The Iya Valley's location deep in the mountains of Shikoku has kept it far off the beaten path, rewarding those who come with unspoiled natural scenery, narrow river gorges, rustic vine bridges and relaxing hot springs.
Access Iya Valley by flying from Tokyo's Haneda and Narita airports to Kagawa's Takamatsu Airport and take a direct bus connection to the valley.
Japan's major carriers Japan Airlines (JAL) and All Nippon Airways (ANA) fly to Takamatsu Airport from Haneda Airport , and the budget carrier Jetstar flies from Narita Airport . Buses from Takamatsu Airport run directly to Kotohira Shrine and Iya Valley.
Several buses run between Hankyu Umeda Station in Osaka and the Awa-Ikeda Bus Terminal. Ideal for travelers on a budget, this route costs just under 5,000 yen for the four-hour trip. Around six buses per day run this route. Take a local bus from the Awa-Ikeda Bus Terminal to the Iya Valley area.
The Iya Valley is one of the most remote places in all of Japan. Its historical inaccessibility led it to become a hideaway in the late 12th century for members of the Heike (Taira) clan. They reportedly fled to Iya Valley after being defeated by the Genji (Minamoto) clan in the Genpei War, which paved the way for the first samurai government in Kamakura, near Tokyo.
The majestic Yoshino River is Tokushima's largest river and flows across most of the prefecture from west to east. Following the river upstream you'll come upon the Oboke and Koboke canyons, and the entrance to the Iya Valley. Wild deer, boar, and monkeys inhabit this area.
At Oboke Canyon you can cruise gently down the river on pleasure boats, admire the emerald color of the water and the steep, rocky cliffs towering above. In the warmer months, whitewater rafting further upstream is a popular pastime for those seeking a more thrilling adventure.
Iya's kazura-bashi or vine bridges are one of the most unique sights in the area and are one of three most unusual bridges in Japan. These suspension bridges were traditionally made by weaving together vines harvested from the mountains and served as important lifelines for people in this mountainous region.
According to one legend, these bridges were constructed by the defeated Heike soldiers fleeing from their Genji pursuers. The sway of the bridge coupled with the sight of the water below your feet is a tremendous thrill. One of the bridges is in Nishi-Iyayama Village while two more are located in Higashi-Iya further up in the mountains closer to Mt. Tsurugi , the second tallest mountain in Shikoku.
The Peeing Boy of Iya Gorge is another icon of the Iya area. This statue of a small boy standing and urinating at the edge of a 200-meter-high precipice.
Known as the Nana Magari (Seven Curves), this is regarded as the most dangerous spot in the Iya Valley, and local legend has it that the statue of the Peeing Boy was built in commemoration of travelers who would come here to urinate off the rock to show their bravery.

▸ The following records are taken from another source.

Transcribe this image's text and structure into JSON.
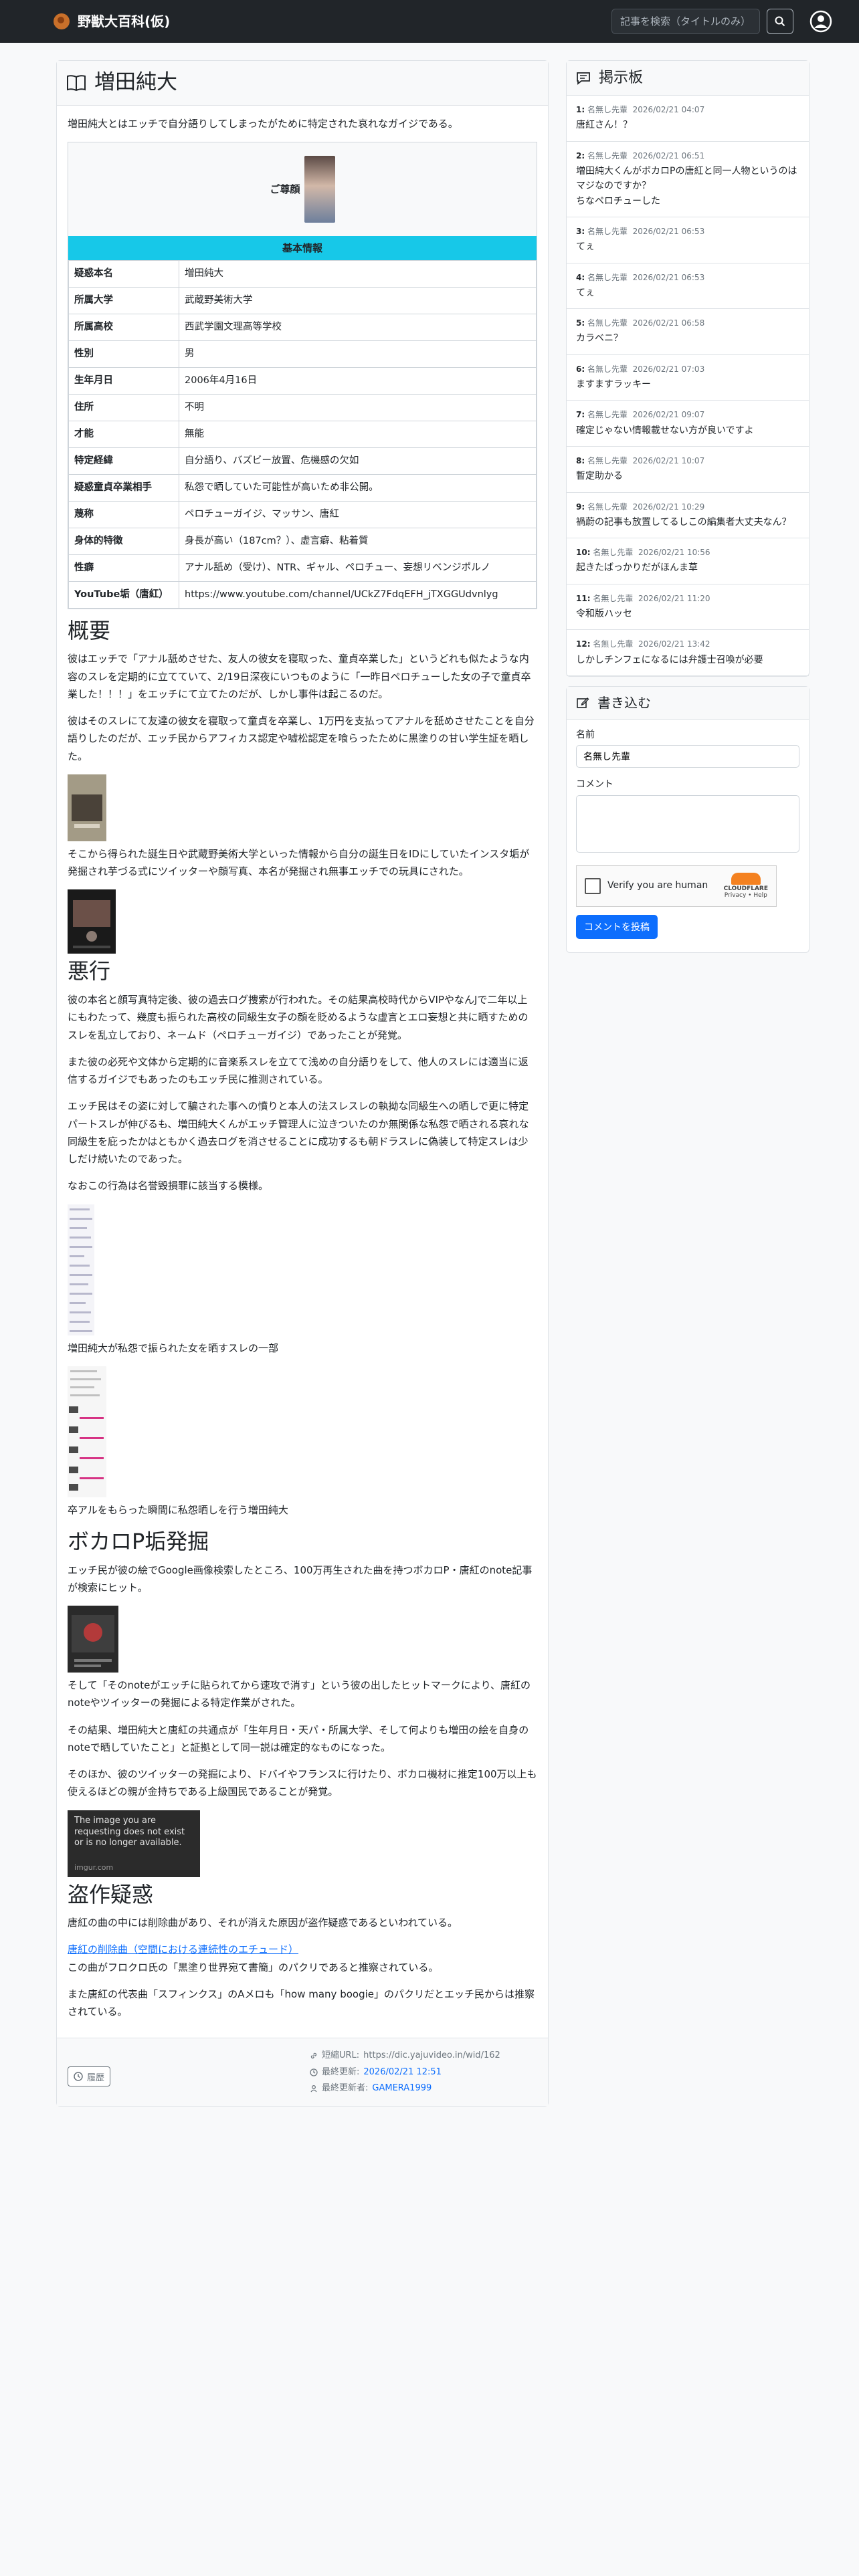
{
  "nav": {
    "brand": "野獣大百科(仮)",
    "search_placeholder": "記事を検索（タイトルのみ）"
  },
  "article": {
    "title": "増田純大",
    "lead": "増田純大とはエッチで自分語りしてしまったがために特定された哀れなガイジである。",
    "photo_caption": "ご尊顔",
    "info_header": "基本情報",
    "info": [
      {
        "k": "疑惑本名",
        "v": "増田純大"
      },
      {
        "k": "所属大学",
        "v": "武蔵野美術大学"
      },
      {
        "k": "所属高校",
        "v": "西武学園文理高等学校"
      },
      {
        "k": "性別",
        "v": "男"
      },
      {
        "k": "生年月日",
        "v": "2006年4月16日"
      },
      {
        "k": "住所",
        "v": "不明"
      },
      {
        "k": "才能",
        "v": "無能"
      },
      {
        "k": "特定経緯",
        "v": "自分語り、バズビー放置、危機感の欠如"
      },
      {
        "k": "疑惑童貞卒業相手",
        "v": "私怨で晒していた可能性が高いため非公開。"
      },
      {
        "k": "蔑称",
        "v": "ペロチューガイジ、マッサン、唐紅"
      },
      {
        "k": "身体的特徴",
        "v": "身長が高い（187cm？）、虚言癖、粘着質"
      },
      {
        "k": "性癖",
        "v": "アナル舐め（受け）、NTR、ギャル、ペロチュー、妄想リベンジポルノ"
      },
      {
        "k": "YouTube垢（唐紅）",
        "v": "https://www.youtube.com/channel/UCkZ7FdqEFH_jTXGGUdvnlyg"
      }
    ],
    "sections": {
      "overview_title": "概要",
      "overview_p1": "彼はエッチで「アナル舐めさせた、友人の彼女を寝取った、童貞卒業した」というどれも似たような内容のスレを定期的に立てていて、2/19日深夜にいつものように「一昨日ペロチューした女の子で童貞卒業した！！！」をエッチにて立てたのだが、しかし事件は起こるのだ。",
      "overview_p2": "彼はそのスレにて友達の彼女を寝取って童貞を卒業し、1万円を支払ってアナルを舐めさせたことを自分語りしたのだが、エッチ民からアフィカス認定や嘘松認定を喰らったために黒塗りの甘い学生証を晒した。",
      "overview_p3": "そこから得られた誕生日や武蔵野美術大学といった情報から自分の誕生日をIDにしていたインスタ垢が発掘され芋づる式にツイッターや顔写真、本名が発掘され無事エッチでの玩具にされた。",
      "misdeeds_title": "悪行",
      "misdeeds_p1": "彼の本名と顔写真特定後、彼の過去ログ捜索が行われた。その結果高校時代からVIPやなんJで二年以上にもわたって、幾度も振られた高校の同級生女子の顔を貶めるような虚言とエロ妄想と共に晒すためのスレを乱立しており、ネームド（ペロチューガイジ）であったことが発覚。",
      "misdeeds_p2": "また彼の必死や文体から定期的に音楽系スレを立てて浅めの自分語りをして、他人のスレには適当に返信するガイジでもあったのもエッチ民に推測されている。",
      "misdeeds_p3": "エッチ民はその姿に対して騙された事への憤りと本人の法スレスレの執拗な同級生への晒しで更に特定パートスレが伸びるも、増田純大くんがエッチ管理人に泣きついたのか無関係な私怨で晒される哀れな同級生を庇ったかはともかく過去ログを消させることに成功するも朝ドラスレに偽装して特定スレは少しだけ続いたのであった。",
      "misdeeds_p4": "なおこの行為は名誉毀損罪に該当する模様。",
      "caption1": "増田純大が私怨で振られた女を晒すスレの一部",
      "caption2": "卒アルをもらった瞬間に私怨晒しを行う増田純大",
      "vocaloid_title": "ボカロP垢発掘",
      "vocaloid_p1": "エッチ民が彼の絵でGoogle画像検索したところ、100万再生された曲を持つボカロP・唐紅のnote記事が検索にヒット。",
      "vocaloid_p2": "そして「そのnoteがエッチに貼られてから速攻で消す」という彼の出したヒットマークにより、唐紅のnoteやツイッターの発掘による特定作業がされた。",
      "vocaloid_p3": "その結果、増田純大と唐紅の共通点が「生年月日・天パ・所属大学、そして何よりも増田の絵を自身のnoteで晒していたこと」と証拠として同一説は確定的なものになった。",
      "vocaloid_p4": "そのほか、彼のツイッターの発掘により、ドバイやフランスに行けたり、ボカロ機材に推定100万以上も使えるほどの親が金持ちである上級国民であることが発覚。",
      "imgur_text": "The image you are requesting does not exist or is no longer available.",
      "imgur_domain": "imgur.com",
      "plagiarism_title": "盗作疑惑",
      "plagiarism_p1": "唐紅の曲の中には削除曲があり、それが消えた原因が盗作疑惑であるといわれている。",
      "plagiarism_link": "唐紅の削除曲（空間における連続性のエチュード）",
      "plagiarism_p2": "この曲がフロクロ氏の「黒塗り世界宛て書簡」のパクリであると推察されている。",
      "plagiarism_p3": "また唐紅の代表曲「スフィンクス」のAメロも「how many boogie」のパクリだとエッチ民からは推察されている。"
    },
    "footer": {
      "history_label": "履歴",
      "short_url_label": "短縮URL:",
      "short_url": "https://dic.yajuvideo.in/wid/162",
      "updated_label": "最終更新:",
      "updated": "2026/02/21 12:51",
      "updater_label": "最終更新者:",
      "updater": "GAMERA1999"
    }
  },
  "board": {
    "title": "掲示板",
    "posts": [
      {
        "no": "1:",
        "name": "名無し先輩",
        "date": "2026/02/21 04:07",
        "body": "唐紅さん！？"
      },
      {
        "no": "2:",
        "name": "名無し先輩",
        "date": "2026/02/21 06:51",
        "body": "増田純大くんがボカロPの唐紅と同一人物というのはマジなのですか？\nちなペロチューした"
      },
      {
        "no": "3:",
        "name": "名無し先輩",
        "date": "2026/02/21 06:53",
        "body": "てぇ"
      },
      {
        "no": "4:",
        "name": "名無し先輩",
        "date": "2026/02/21 06:53",
        "body": "てぇ"
      },
      {
        "no": "5:",
        "name": "名無し先輩",
        "date": "2026/02/21 06:58",
        "body": "カラベニ？"
      },
      {
        "no": "6:",
        "name": "名無し先輩",
        "date": "2026/02/21 07:03",
        "body": "ますますラッキー"
      },
      {
        "no": "7:",
        "name": "名無し先輩",
        "date": "2026/02/21 09:07",
        "body": "確定じゃない情報載せない方が良いですよ"
      },
      {
        "no": "8:",
        "name": "名無し先輩",
        "date": "2026/02/21 10:07",
        "body": "暫定助かる"
      },
      {
        "no": "9:",
        "name": "名無し先輩",
        "date": "2026/02/21 10:29",
        "body": "禍蔚の記事も放置してるしこの編集者大丈夫なん？"
      },
      {
        "no": "10:",
        "name": "名無し先輩",
        "date": "2026/02/21 10:56",
        "body": "起きたばっかりだがほんま草"
      },
      {
        "no": "11:",
        "name": "名無し先輩",
        "date": "2026/02/21 11:20",
        "body": "令和版ハッセ"
      },
      {
        "no": "12:",
        "name": "名無し先輩",
        "date": "2026/02/21 13:42",
        "body": "しかしチンフェになるには弁護士召喚が必要"
      }
    ]
  },
  "comment_form": {
    "title": "書き込む",
    "name_label": "名前",
    "name_value": "名無し先輩",
    "comment_label": "コメント",
    "captcha_label": "Verify you are human",
    "captcha_brand": "CLOUDFLARE",
    "captcha_links": "Privacy • Help",
    "submit_label": "コメントを投稿"
  }
}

In the historic hamlet of Ochiai in eastern Higashi-Iya, steep slopes forced its residents to build their homes at staggered levels up the side of the mountain and to plant rice and other vegetables in stone-walled terrace gardens. The area is registered as an important national preservation district because of its traditional thatched-roof farmhouses that are centuries old, as well as ancient walking paths.
The narrow mountain roads make for slow travel. Take your time and savor the relaxed pace of life here. There are several options available to visitors who want to stay overnight. You'll find various campgrounds and a restored 400-year-old farmhouse in the upper parts of the valley, while the hot spring resorts in Oboke and Iya offer an excellent way to unwind and savor the local cuisine.
A visit to the Iya Valley can easily be combined with whitewater rafting, a scenic sightseeing boat cruise or other fun activities at the nearby Oboke and Koboke canyon area.